This article discusses the construction of the "emotional disturbance" (ED) category in the cases of four African American elementary students. These cases represent a sub-set of data from a three-year ethnographic study of the special education process in a large, culturally/linguistically diverse school district. Based on interviews, observations, and examination of students' records, the data revealed three inappropriate, yet significant, contributors to the children's classification as ED: inadequate instruction/behavior management prior to referral, exclusion of contextual classroom information from the decision-making process, and subjective/arbitrary evaluation processes. Presented is a cross-case thematic analysis of these complex and problematic processes and their outcomes. The authors call for a reconsideration of "ED" to reflect a behavioral continuum rather than the current categorical formulation, a more holistic view acknowledging the contribution of school contexts in the evaluation of children's difficulties, and research focusing on effective, preventive practices for all children with troubling behavior.
- Emotional/behavioral disorders

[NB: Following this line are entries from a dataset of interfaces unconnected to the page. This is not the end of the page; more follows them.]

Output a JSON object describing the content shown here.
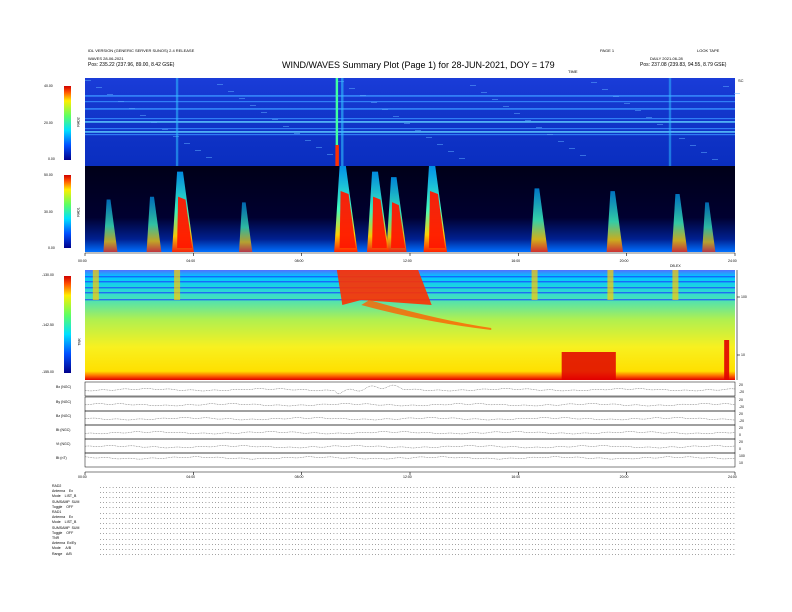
{
  "header": {
    "left_line1": "IDL VERSION (GENERIC SERVER SUNOS) 2.4 RELEASE",
    "left_line2": "WAVES 28-06-2021",
    "left_line3_label": "Pos:",
    "left_line3_value": "235.22 (237.96, 89.00, 8.42 GSE)",
    "right_line1_a": "PAGE 1",
    "right_line1_b": "LOOK TAPE",
    "right_line2": "DAILY 2021-06-28",
    "right_line3_label": "Pos:",
    "right_line3_value": "237.08 (239.83, 94.55, 8.79 GSE)",
    "title": "WIND/WAVES Summary Plot (Page 1) for 28-JUN-2021, DOY = 179",
    "mid_right_a": "TIME",
    "mid_right_b": "SC"
  },
  "panels": {
    "rad2": {
      "label": "RAD2",
      "ticks": [
        "40.00",
        "20.00",
        "0.00"
      ]
    },
    "rad1": {
      "label": "RAD1",
      "ticks": [
        "50.00",
        "30.00",
        "0.00"
      ]
    },
    "tnr": {
      "label": "TNR",
      "ticks": [
        "-130.00",
        "-142.50",
        "-155.00"
      ],
      "right_ticks": [
        "100",
        "10"
      ],
      "right_top": "DB-EX"
    },
    "xticks_upper": [
      "00:00",
      "04:00",
      "08:00",
      "12:00",
      "16:00",
      "20:00",
      "24:00"
    ],
    "xticks_lower": [
      "00:00",
      "04:00",
      "08:00",
      "12:00",
      "16:00",
      "20:00",
      "24:00"
    ],
    "strips": [
      {
        "label": "Bx (NGC)",
        "r1": "20",
        "r2": "-20"
      },
      {
        "label": "By (NGC)",
        "r1": "20",
        "r2": "-20"
      },
      {
        "label": "Bz (NGC)",
        "r1": "20",
        "r2": "-20"
      },
      {
        "label": "Bt (NGC)",
        "r1": "20",
        "r2": "0"
      },
      {
        "label": "Vt (NGC)",
        "r1": "20",
        "r2": "0"
      },
      {
        "label": "Bt (nT)",
        "r1": "100",
        "r2": "10"
      }
    ]
  },
  "params": {
    "rad2_block": "RAD2\nAntenna    Ex\nMode    LIST_B\nSUMSAMP  SUM\nToggle    OFF",
    "rad1_block": "RAD1\nAntenna    Ex\nMode    LIST_B\nSUMSAMP  SUM\nToggle    OFF",
    "tnr_block": "TNR\nAntenna  Ex/Ey\nMode     A/B\nRange    A/B"
  },
  "chart_data": [
    {
      "type": "heatmap",
      "name": "RAD2",
      "ylabel": "RAD2",
      "yticks": [
        40,
        20,
        0
      ],
      "ylim": [
        0,
        40
      ],
      "xlim_hours": [
        0,
        24
      ],
      "colors": {
        "background": "#1a3cd8",
        "band": "#38a0ff"
      },
      "bursts_hours": [
        {
          "t": 3.4,
          "level": 0.55
        },
        {
          "t": 9.3,
          "level": 1.0
        },
        {
          "t": 9.5,
          "level": 0.6
        },
        {
          "t": 21.6,
          "level": 0.5
        }
      ]
    },
    {
      "type": "heatmap",
      "name": "RAD1",
      "ylabel": "RAD1",
      "yticks": [
        50,
        30,
        0
      ],
      "ylim": [
        0,
        50
      ],
      "xlim_hours": [
        0,
        24
      ],
      "bursts_hours": [
        {
          "t": 0.8,
          "level": 0.4
        },
        {
          "t": 2.4,
          "level": 0.45
        },
        {
          "t": 3.4,
          "level": 0.9
        },
        {
          "t": 5.8,
          "level": 0.35
        },
        {
          "t": 9.4,
          "level": 1.0
        },
        {
          "t": 10.6,
          "level": 0.9
        },
        {
          "t": 11.3,
          "level": 0.8
        },
        {
          "t": 12.7,
          "level": 1.0
        },
        {
          "t": 16.6,
          "level": 0.6
        },
        {
          "t": 19.4,
          "level": 0.55
        },
        {
          "t": 21.8,
          "level": 0.5
        },
        {
          "t": 22.9,
          "level": 0.35
        }
      ]
    },
    {
      "type": "heatmap",
      "name": "TNR",
      "ylabel": "TNR",
      "yticks": [
        -130.0,
        -142.5,
        -155.0
      ],
      "ylim": [
        -155.0,
        -130.0
      ],
      "right_axis_ticks": [
        100,
        10
      ],
      "xlim_hours": [
        0,
        24
      ]
    }
  ]
}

- Qualitative research
ASJC Scopus subject areas
- Public Health, Environmental and Occupational Health